(Website and app data records)
BEGIN

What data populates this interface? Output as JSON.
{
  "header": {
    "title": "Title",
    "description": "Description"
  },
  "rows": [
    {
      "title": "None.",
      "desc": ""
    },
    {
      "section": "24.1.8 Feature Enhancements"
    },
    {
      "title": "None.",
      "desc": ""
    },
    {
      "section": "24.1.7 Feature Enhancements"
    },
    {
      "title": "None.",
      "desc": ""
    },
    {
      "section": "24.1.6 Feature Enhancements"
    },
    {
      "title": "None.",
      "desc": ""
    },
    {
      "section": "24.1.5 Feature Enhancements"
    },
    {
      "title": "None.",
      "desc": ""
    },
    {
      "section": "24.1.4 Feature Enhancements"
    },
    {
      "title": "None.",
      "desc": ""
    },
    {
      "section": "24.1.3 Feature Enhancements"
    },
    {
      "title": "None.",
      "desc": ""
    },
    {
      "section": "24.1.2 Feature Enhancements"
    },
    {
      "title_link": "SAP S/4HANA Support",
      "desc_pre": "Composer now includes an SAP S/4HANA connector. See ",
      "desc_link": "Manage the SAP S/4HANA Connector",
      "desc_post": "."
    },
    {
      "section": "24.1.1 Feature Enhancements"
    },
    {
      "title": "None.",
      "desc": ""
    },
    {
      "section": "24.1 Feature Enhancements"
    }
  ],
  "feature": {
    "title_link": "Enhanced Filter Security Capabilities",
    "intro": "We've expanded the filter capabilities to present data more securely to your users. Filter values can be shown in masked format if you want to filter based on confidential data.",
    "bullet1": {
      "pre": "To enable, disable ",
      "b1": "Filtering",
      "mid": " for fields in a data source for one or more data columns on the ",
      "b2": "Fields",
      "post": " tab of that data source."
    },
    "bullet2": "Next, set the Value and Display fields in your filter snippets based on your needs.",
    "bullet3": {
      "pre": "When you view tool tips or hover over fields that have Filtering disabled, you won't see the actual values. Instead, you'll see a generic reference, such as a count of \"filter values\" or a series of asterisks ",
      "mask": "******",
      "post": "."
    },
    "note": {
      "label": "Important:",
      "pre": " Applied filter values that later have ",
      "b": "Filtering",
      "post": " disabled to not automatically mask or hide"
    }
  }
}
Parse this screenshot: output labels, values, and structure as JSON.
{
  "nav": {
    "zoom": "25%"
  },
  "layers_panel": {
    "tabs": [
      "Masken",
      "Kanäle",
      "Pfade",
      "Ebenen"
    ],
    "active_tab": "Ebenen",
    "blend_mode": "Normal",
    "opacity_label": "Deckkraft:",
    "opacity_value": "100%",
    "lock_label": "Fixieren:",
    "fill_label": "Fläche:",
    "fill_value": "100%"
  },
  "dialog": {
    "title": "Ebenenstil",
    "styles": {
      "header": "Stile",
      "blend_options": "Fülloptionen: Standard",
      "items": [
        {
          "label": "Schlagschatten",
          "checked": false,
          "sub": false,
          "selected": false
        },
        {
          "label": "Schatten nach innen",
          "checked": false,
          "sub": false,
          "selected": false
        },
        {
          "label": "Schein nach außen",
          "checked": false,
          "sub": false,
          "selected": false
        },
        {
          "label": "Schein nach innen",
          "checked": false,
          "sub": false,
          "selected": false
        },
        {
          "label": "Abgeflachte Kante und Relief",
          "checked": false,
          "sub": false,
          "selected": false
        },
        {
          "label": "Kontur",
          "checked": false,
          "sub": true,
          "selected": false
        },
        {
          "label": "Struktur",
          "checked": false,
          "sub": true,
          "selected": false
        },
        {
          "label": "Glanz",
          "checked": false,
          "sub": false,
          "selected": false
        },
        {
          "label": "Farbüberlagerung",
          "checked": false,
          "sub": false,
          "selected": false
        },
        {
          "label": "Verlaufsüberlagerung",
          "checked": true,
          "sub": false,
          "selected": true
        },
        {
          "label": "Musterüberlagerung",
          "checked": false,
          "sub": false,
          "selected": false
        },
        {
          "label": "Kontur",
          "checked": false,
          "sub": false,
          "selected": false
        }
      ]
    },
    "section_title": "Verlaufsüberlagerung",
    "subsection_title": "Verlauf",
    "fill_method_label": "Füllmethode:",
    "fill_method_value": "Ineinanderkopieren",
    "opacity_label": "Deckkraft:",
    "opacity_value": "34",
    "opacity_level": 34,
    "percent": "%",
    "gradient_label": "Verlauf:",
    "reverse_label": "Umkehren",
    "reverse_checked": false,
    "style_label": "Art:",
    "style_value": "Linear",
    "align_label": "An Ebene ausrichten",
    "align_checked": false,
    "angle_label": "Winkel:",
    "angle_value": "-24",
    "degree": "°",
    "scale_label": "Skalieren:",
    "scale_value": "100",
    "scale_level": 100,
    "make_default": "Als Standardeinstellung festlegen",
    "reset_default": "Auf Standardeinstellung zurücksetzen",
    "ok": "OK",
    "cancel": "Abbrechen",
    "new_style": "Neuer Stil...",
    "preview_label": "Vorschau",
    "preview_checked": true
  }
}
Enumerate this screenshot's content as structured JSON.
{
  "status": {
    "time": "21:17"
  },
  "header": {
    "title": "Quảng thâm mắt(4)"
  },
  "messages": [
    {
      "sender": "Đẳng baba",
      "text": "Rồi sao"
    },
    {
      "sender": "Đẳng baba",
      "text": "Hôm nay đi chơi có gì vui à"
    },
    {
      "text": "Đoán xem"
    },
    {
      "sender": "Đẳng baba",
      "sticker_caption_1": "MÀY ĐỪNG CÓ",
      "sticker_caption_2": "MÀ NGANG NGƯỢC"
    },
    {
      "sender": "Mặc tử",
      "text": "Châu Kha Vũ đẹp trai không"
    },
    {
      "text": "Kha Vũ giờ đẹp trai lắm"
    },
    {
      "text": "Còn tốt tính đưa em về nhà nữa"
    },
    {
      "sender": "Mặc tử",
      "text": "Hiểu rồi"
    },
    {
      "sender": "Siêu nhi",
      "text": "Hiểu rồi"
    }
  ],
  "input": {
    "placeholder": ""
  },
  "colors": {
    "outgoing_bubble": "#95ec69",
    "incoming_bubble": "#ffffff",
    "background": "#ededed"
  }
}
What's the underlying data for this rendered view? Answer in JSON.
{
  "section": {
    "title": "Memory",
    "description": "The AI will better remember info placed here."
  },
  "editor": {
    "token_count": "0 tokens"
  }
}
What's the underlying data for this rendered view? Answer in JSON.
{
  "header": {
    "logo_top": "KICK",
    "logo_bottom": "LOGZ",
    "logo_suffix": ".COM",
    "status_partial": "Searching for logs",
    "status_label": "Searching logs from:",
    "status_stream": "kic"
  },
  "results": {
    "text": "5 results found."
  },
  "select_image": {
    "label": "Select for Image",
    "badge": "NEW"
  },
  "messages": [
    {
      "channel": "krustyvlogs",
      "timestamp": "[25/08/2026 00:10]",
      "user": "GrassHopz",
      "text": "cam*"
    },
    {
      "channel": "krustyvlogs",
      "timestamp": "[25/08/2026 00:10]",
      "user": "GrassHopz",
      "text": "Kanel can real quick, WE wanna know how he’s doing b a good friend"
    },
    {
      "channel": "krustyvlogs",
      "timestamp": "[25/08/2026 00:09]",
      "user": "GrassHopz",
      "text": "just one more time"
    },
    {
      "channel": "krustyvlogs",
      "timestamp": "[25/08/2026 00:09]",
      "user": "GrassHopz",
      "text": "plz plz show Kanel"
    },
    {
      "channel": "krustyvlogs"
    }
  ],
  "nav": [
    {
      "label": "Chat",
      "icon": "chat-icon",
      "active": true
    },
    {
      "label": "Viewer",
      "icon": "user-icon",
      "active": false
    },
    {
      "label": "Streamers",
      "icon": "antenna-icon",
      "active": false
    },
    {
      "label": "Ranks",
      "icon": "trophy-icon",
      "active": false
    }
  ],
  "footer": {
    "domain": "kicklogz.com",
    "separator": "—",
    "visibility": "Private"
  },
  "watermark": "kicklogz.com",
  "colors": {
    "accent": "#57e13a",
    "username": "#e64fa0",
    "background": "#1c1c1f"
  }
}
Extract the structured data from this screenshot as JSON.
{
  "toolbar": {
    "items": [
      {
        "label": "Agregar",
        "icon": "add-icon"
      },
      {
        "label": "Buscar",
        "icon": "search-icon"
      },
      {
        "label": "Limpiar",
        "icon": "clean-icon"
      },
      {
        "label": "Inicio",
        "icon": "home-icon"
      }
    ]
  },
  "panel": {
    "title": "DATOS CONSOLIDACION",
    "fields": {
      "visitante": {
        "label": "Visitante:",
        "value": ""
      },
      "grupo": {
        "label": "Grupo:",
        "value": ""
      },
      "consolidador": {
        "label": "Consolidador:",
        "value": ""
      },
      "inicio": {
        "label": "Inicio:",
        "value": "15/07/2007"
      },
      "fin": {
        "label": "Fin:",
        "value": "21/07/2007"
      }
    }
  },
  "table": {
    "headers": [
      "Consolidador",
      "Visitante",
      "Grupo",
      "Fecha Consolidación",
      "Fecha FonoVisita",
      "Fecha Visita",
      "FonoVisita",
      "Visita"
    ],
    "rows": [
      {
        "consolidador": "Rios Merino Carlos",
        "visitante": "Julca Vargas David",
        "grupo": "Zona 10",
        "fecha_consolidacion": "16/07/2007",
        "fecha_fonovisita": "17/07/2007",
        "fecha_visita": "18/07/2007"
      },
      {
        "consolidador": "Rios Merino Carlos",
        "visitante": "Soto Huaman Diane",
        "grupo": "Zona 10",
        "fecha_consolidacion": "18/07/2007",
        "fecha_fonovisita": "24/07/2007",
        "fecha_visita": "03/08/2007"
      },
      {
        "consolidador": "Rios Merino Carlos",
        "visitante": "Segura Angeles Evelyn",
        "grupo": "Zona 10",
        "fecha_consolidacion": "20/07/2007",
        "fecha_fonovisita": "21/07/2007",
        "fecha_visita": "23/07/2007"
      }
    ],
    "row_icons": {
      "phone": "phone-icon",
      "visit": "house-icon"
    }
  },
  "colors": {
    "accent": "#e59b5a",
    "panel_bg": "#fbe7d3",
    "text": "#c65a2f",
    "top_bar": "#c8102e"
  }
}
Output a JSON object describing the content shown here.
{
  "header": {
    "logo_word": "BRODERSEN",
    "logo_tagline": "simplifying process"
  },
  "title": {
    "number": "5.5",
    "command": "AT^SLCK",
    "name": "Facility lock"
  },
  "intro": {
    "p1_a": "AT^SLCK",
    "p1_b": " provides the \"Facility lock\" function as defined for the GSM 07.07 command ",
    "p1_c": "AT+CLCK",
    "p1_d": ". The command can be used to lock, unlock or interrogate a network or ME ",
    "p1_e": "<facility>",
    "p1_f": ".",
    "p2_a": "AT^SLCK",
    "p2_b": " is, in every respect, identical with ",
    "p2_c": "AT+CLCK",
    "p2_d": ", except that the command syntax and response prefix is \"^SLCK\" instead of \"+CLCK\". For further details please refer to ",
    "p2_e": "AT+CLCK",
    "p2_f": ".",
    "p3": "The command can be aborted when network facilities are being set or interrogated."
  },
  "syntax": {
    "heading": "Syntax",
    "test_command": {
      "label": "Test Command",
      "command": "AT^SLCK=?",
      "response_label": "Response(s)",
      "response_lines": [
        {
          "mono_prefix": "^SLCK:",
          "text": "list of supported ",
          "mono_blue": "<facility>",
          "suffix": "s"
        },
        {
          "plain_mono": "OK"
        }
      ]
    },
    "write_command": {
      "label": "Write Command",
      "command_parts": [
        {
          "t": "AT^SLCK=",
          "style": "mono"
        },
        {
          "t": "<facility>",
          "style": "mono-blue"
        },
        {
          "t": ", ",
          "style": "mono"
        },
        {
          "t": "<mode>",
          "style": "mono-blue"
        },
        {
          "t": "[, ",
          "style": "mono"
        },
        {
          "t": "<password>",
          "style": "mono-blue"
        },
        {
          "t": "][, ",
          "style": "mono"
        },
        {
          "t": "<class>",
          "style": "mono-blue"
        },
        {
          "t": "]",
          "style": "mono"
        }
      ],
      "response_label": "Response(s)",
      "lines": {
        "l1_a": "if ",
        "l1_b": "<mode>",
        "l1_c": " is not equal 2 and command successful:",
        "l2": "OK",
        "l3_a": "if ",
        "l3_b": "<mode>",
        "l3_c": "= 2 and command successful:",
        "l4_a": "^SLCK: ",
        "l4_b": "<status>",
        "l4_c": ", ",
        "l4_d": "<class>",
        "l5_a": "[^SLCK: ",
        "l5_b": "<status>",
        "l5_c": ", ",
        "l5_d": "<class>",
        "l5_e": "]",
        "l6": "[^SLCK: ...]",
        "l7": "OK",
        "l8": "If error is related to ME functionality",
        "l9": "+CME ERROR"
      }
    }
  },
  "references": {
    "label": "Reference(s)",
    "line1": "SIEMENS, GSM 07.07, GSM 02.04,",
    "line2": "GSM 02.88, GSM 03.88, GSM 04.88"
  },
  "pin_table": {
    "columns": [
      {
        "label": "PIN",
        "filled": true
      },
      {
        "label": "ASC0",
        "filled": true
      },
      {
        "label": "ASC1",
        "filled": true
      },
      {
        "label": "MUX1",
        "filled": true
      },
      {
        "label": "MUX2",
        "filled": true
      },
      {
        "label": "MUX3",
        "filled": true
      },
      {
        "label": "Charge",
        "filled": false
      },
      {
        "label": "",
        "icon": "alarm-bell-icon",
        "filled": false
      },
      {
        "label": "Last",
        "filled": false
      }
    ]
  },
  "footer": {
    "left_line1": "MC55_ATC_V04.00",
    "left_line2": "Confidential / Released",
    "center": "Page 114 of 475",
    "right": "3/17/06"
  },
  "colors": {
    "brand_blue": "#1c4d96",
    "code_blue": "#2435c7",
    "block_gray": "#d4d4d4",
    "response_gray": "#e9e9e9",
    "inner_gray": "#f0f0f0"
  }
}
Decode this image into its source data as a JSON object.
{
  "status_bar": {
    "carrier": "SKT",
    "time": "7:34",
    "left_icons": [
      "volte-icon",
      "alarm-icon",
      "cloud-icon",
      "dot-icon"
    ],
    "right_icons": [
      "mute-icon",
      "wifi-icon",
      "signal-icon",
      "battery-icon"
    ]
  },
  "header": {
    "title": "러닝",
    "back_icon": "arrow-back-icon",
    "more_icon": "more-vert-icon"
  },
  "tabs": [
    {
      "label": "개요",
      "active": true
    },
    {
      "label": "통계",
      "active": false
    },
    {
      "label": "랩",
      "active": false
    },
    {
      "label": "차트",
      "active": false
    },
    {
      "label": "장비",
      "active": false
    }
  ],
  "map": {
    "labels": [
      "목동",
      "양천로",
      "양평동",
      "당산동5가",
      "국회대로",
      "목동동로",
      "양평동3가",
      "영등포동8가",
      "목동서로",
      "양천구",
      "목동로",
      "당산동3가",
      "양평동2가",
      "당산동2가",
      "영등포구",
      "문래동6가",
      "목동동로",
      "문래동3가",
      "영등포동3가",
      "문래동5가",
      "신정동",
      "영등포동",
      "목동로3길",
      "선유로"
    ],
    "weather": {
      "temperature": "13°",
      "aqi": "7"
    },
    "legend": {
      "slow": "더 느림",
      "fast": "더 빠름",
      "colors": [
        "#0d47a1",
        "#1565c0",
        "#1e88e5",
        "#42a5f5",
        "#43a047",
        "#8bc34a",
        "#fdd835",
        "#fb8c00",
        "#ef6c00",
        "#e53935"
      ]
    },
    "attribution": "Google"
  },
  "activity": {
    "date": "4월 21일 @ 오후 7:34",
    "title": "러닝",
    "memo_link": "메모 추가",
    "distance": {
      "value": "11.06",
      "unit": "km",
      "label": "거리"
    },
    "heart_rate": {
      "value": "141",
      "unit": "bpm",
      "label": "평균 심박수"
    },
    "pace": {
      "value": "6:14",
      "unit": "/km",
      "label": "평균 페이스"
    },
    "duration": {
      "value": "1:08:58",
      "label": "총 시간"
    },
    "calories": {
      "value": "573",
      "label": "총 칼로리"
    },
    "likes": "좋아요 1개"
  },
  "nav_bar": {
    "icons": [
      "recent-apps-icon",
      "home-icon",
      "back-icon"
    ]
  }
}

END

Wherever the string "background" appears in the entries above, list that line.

- [Result of this task]:
    "background": "#ededed"
    "background": "#1c1c1f"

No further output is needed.